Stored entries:
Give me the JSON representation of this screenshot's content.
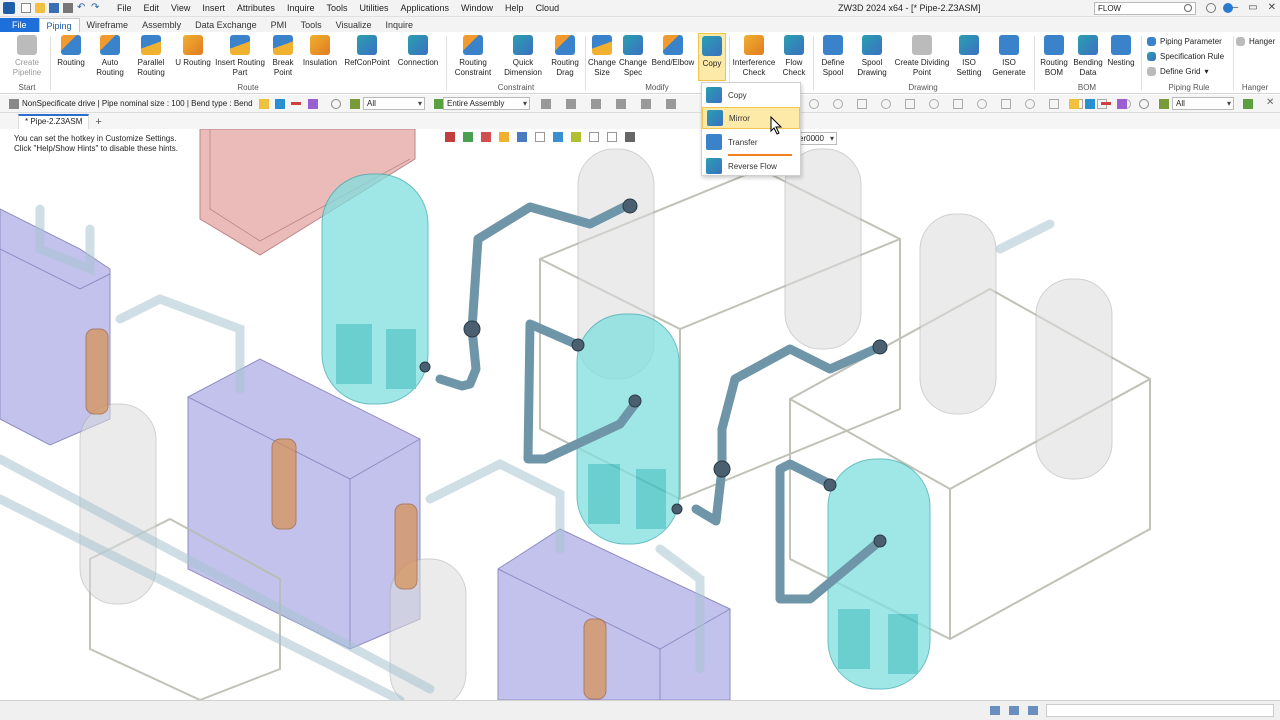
{
  "app": {
    "title": "ZW3D 2024  x64 - [* Pipe-2.Z3ASM]",
    "search_value": "FLOW"
  },
  "menu": [
    "File",
    "Edit",
    "View",
    "Insert",
    "Attributes",
    "Inquire",
    "Tools",
    "Utilities",
    "Applications",
    "Window",
    "Help",
    "Cloud"
  ],
  "tabs": [
    "File",
    "Piping",
    "Wireframe",
    "Assembly",
    "Data Exchange",
    "PMI",
    "Tools",
    "Visualize",
    "Inquire"
  ],
  "active_tab": "Piping",
  "ribbon": {
    "buttons": [
      {
        "label": "Create\nPipeline",
        "icon": "create-pipeline-icon"
      },
      {
        "label": "Routing",
        "icon": "routing-icon"
      },
      {
        "label": "Auto\nRouting",
        "icon": "auto-routing-icon"
      },
      {
        "label": "Parallel\nRouting",
        "icon": "parallel-routing-icon"
      },
      {
        "label": "U Routing",
        "icon": "u-routing-icon"
      },
      {
        "label": "Insert Routing\nPart",
        "icon": "insert-routing-part-icon"
      },
      {
        "label": "Break\nPoint",
        "icon": "break-point-icon"
      },
      {
        "label": "Insulation",
        "icon": "insulation-icon"
      },
      {
        "label": "RefConPoint",
        "icon": "refconpoint-icon"
      },
      {
        "label": "Connection",
        "icon": "connection-icon"
      },
      {
        "label": "Routing\nConstraint",
        "icon": "routing-constraint-icon"
      },
      {
        "label": "Quick\nDimension",
        "icon": "quick-dimension-icon"
      },
      {
        "label": "Routing\nDrag",
        "icon": "routing-drag-icon"
      },
      {
        "label": "Change\nSize",
        "icon": "change-size-icon"
      },
      {
        "label": "Change\nSpec",
        "icon": "change-spec-icon"
      },
      {
        "label": "Bend/Elbow",
        "icon": "bend-elbow-icon"
      },
      {
        "label": "Copy",
        "icon": "copy-icon"
      },
      {
        "label": "Interference\nCheck",
        "icon": "interference-check-icon"
      },
      {
        "label": "Flow\nCheck",
        "icon": "flow-check-icon"
      },
      {
        "label": "Define\nSpool",
        "icon": "define-spool-icon"
      },
      {
        "label": "Spool\nDrawing",
        "icon": "spool-drawing-icon"
      },
      {
        "label": "Create Dividing\nPoint",
        "icon": "create-dividing-point-icon"
      },
      {
        "label": "ISO\nSetting",
        "icon": "iso-setting-icon"
      },
      {
        "label": "ISO\nGenerate",
        "icon": "iso-generate-icon"
      },
      {
        "label": "Routing\nBOM",
        "icon": "routing-bom-icon"
      },
      {
        "label": "Bending\nData",
        "icon": "bending-data-icon"
      },
      {
        "label": "Nesting",
        "icon": "nesting-icon"
      }
    ],
    "groups": [
      "Start",
      "Route",
      "Constraint",
      "Modify",
      "Drawing",
      "BOM",
      "Piping Rule",
      "Hanger"
    ],
    "piping_rule_items": [
      "Piping Parameter",
      "Specification Rule",
      "Define Grid"
    ],
    "hanger_label": "Hanger"
  },
  "toolbar": {
    "info": "NonSpecificate drive | Pipe nominal size : 100 | Bend type : Bend",
    "filter_all": "All",
    "scope": "Entire Assembly",
    "filter_all_right": "All",
    "layer_combo": "er0000"
  },
  "document_tab": "* Pipe-2.Z3ASM",
  "hint": {
    "line1": "You can set the hotkey in Customize Settings.",
    "line2": "Click \"Help/Show Hints\" to disable these hints."
  },
  "copy_menu": {
    "items": [
      "Copy",
      "Mirror",
      "Transfer",
      "Reverse Flow"
    ],
    "highlighted": "Mirror"
  },
  "colors": {
    "accent": "#1e6fd9",
    "highlight": "#fde9a8",
    "tank_teal": "#5ad2d2",
    "box_purple": "#9c9ae0",
    "box_red": "#e8a0a0",
    "pipe": "#6f95a8"
  }
}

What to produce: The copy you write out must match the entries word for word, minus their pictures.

Your solution:
Give me the JSON representation of this screenshot's content.
{
  "app": {
    "title": "ZW3D 2024  x64 - [* Pipe-2.Z3ASM]",
    "search_value": "FLOW"
  },
  "menu": [
    "File",
    "Edit",
    "View",
    "Insert",
    "Attributes",
    "Inquire",
    "Tools",
    "Utilities",
    "Applications",
    "Window",
    "Help",
    "Cloud"
  ],
  "tabs": [
    "File",
    "Piping",
    "Wireframe",
    "Assembly",
    "Data Exchange",
    "PMI",
    "Tools",
    "Visualize",
    "Inquire"
  ],
  "active_tab": "Piping",
  "ribbon": {
    "buttons": [
      {
        "label": "Create\nPipeline",
        "icon": "create-pipeline-icon"
      },
      {
        "label": "Routing",
        "icon": "routing-icon"
      },
      {
        "label": "Auto\nRouting",
        "icon": "auto-routing-icon"
      },
      {
        "label": "Parallel\nRouting",
        "icon": "parallel-routing-icon"
      },
      {
        "label": "U Routing",
        "icon": "u-routing-icon"
      },
      {
        "label": "Insert Routing\nPart",
        "icon": "insert-routing-part-icon"
      },
      {
        "label": "Break\nPoint",
        "icon": "break-point-icon"
      },
      {
        "label": "Insulation",
        "icon": "insulation-icon"
      },
      {
        "label": "RefConPoint",
        "icon": "refconpoint-icon"
      },
      {
        "label": "Connection",
        "icon": "connection-icon"
      },
      {
        "label": "Routing\nConstraint",
        "icon": "routing-constraint-icon"
      },
      {
        "label": "Quick\nDimension",
        "icon": "quick-dimension-icon"
      },
      {
        "label": "Routing\nDrag",
        "icon": "routing-drag-icon"
      },
      {
        "label": "Change\nSize",
        "icon": "change-size-icon"
      },
      {
        "label": "Change\nSpec",
        "icon": "change-spec-icon"
      },
      {
        "label": "Bend/Elbow",
        "icon": "bend-elbow-icon"
      },
      {
        "label": "Copy",
        "icon": "copy-icon"
      },
      {
        "label": "Interference\nCheck",
        "icon": "interference-check-icon"
      },
      {
        "label": "Flow\nCheck",
        "icon": "flow-check-icon"
      },
      {
        "label": "Define\nSpool",
        "icon": "define-spool-icon"
      },
      {
        "label": "Spool\nDrawing",
        "icon": "spool-drawing-icon"
      },
      {
        "label": "Create Dividing\nPoint",
        "icon": "create-dividing-point-icon"
      },
      {
        "label": "ISO\nSetting",
        "icon": "iso-setting-icon"
      },
      {
        "label": "ISO\nGenerate",
        "icon": "iso-generate-icon"
      },
      {
        "label": "Routing\nBOM",
        "icon": "routing-bom-icon"
      },
      {
        "label": "Bending\nData",
        "icon": "bending-data-icon"
      },
      {
        "label": "Nesting",
        "icon": "nesting-icon"
      }
    ],
    "groups": [
      "Start",
      "Route",
      "Constraint",
      "Modify",
      "Drawing",
      "BOM",
      "Piping Rule",
      "Hanger"
    ],
    "piping_rule_items": [
      "Piping Parameter",
      "Specification Rule",
      "Define Grid"
    ],
    "hanger_label": "Hanger"
  },
  "toolbar": {
    "info": "NonSpecificate drive | Pipe nominal size : 100 | Bend type : Bend",
    "filter_all": "All",
    "scope": "Entire Assembly",
    "filter_all_right": "All",
    "layer_combo": "er0000"
  },
  "document_tab": "* Pipe-2.Z3ASM",
  "hint": {
    "line1": "You can set the hotkey in Customize Settings.",
    "line2": "Click \"Help/Show Hints\" to disable these hints."
  },
  "copy_menu": {
    "items": [
      "Copy",
      "Mirror",
      "Transfer",
      "Reverse Flow"
    ],
    "highlighted": "Mirror"
  },
  "colors": {
    "accent": "#1e6fd9",
    "highlight": "#fde9a8",
    "tank_teal": "#5ad2d2",
    "box_purple": "#9c9ae0",
    "box_red": "#e8a0a0",
    "pipe": "#6f95a8"
  }
}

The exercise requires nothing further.